Since the end of the 3rd quarter, Tesla has received over 3,000 refundable deposits of $5,000 each on the Model S sedan, which starts at $49,000. It will utilize a battery swap system, which I’m sure Tesla is also designing. This battery swapping-platform will underpin other vehicles, including a cabriolet, crossover, and a van, possibly made for commercial work. The current roadster, which Tesla has sold over 1,400 of to-date, is based on a Lotus body. If Tesla wants to stand on its own as an automaker, they have to develop their own platform.
I see a company that is trying to do just that, and building a car from scratch is no cakewalk. However, Tesla has other dealings going on too. Daimler has ordered 1,500 of Tesla’s battery packs for its Smart ForTwo Electric Drive, and they are selling another 500 packs for a Mercedes A-class electric vehicle. In three quarters, they had cumulative sales to Daimler of $12 million. Plus they’re helping Toyota design an electric Rav4, and taking over the old NUMMI plant to start churning out electric vehicles en masse.

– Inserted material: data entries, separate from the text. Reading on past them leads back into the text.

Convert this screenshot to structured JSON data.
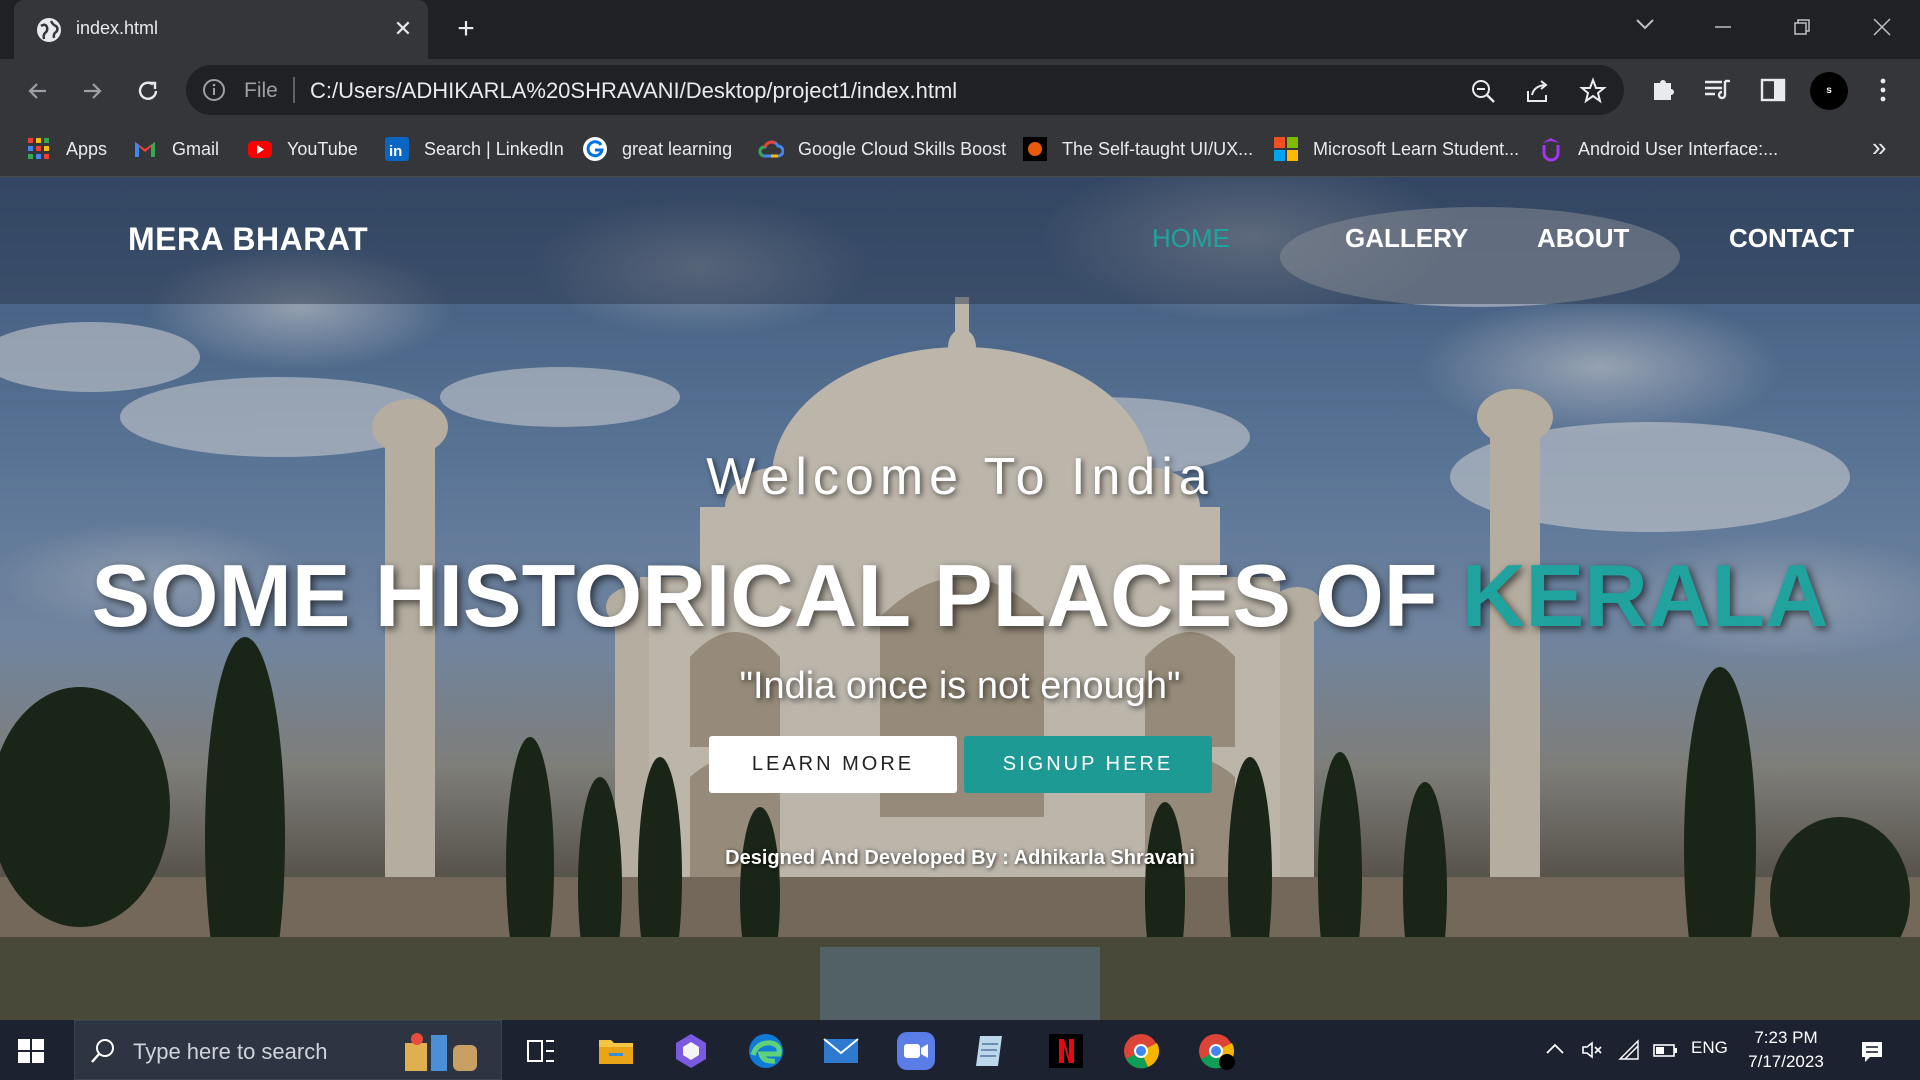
{
  "browser": {
    "tab_title": "index.html",
    "omnibox_scheme_label": "File",
    "url": "C:/Users/ADHIKARLA%20SHRAVANI/Desktop/project1/index.html",
    "profile_initial": "s",
    "bookmarks": [
      {
        "label": "Apps",
        "icon": "apps-grid-icon"
      },
      {
        "label": "Gmail",
        "icon": "gmail-icon"
      },
      {
        "label": "YouTube",
        "icon": "youtube-icon"
      },
      {
        "label": "Search | LinkedIn",
        "icon": "linkedin-icon"
      },
      {
        "label": "great learning",
        "icon": "great-learning-icon"
      },
      {
        "label": "Google Cloud Skills Boost",
        "icon": "google-cloud-icon"
      },
      {
        "label": "The Self-taught UI/UX...",
        "icon": "record-icon"
      },
      {
        "label": "Microsoft Learn Student...",
        "icon": "microsoft-icon"
      },
      {
        "label": "Android User Interface:...",
        "icon": "udemy-icon"
      }
    ]
  },
  "site": {
    "logo": "MERA BHARAT",
    "nav": [
      "HOME",
      "GALLERY",
      "ABOUT",
      "CONTACT"
    ],
    "welcome": "Welcome To India",
    "headline_main": "SOME HISTORICAL PLACES OF ",
    "headline_accent": "KERALA",
    "tagline": "\"India once is not enough\"",
    "btn_learn": "LEARN MORE",
    "btn_signup": "SIGNUP HERE",
    "credit": "Designed And Developed By : Adhikarla Shravani",
    "accent_color": "#20a39e"
  },
  "taskbar": {
    "search_placeholder": "Type here to search",
    "language": "ENG",
    "time": "7:23 PM",
    "date": "7/17/2023"
  }
}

Maybe I’m just optimistic, but I see a company that could be positioned as a serious force in the electric vehicle market in the coming years, if it can find the cash to survive these trying times.
Source: Green Car Advisor
Chris DeMorro is a writer and gearhead who loves all things automotive, from hybrids to Hemis. You can follow his slow descent into madness at Sublime Burnout.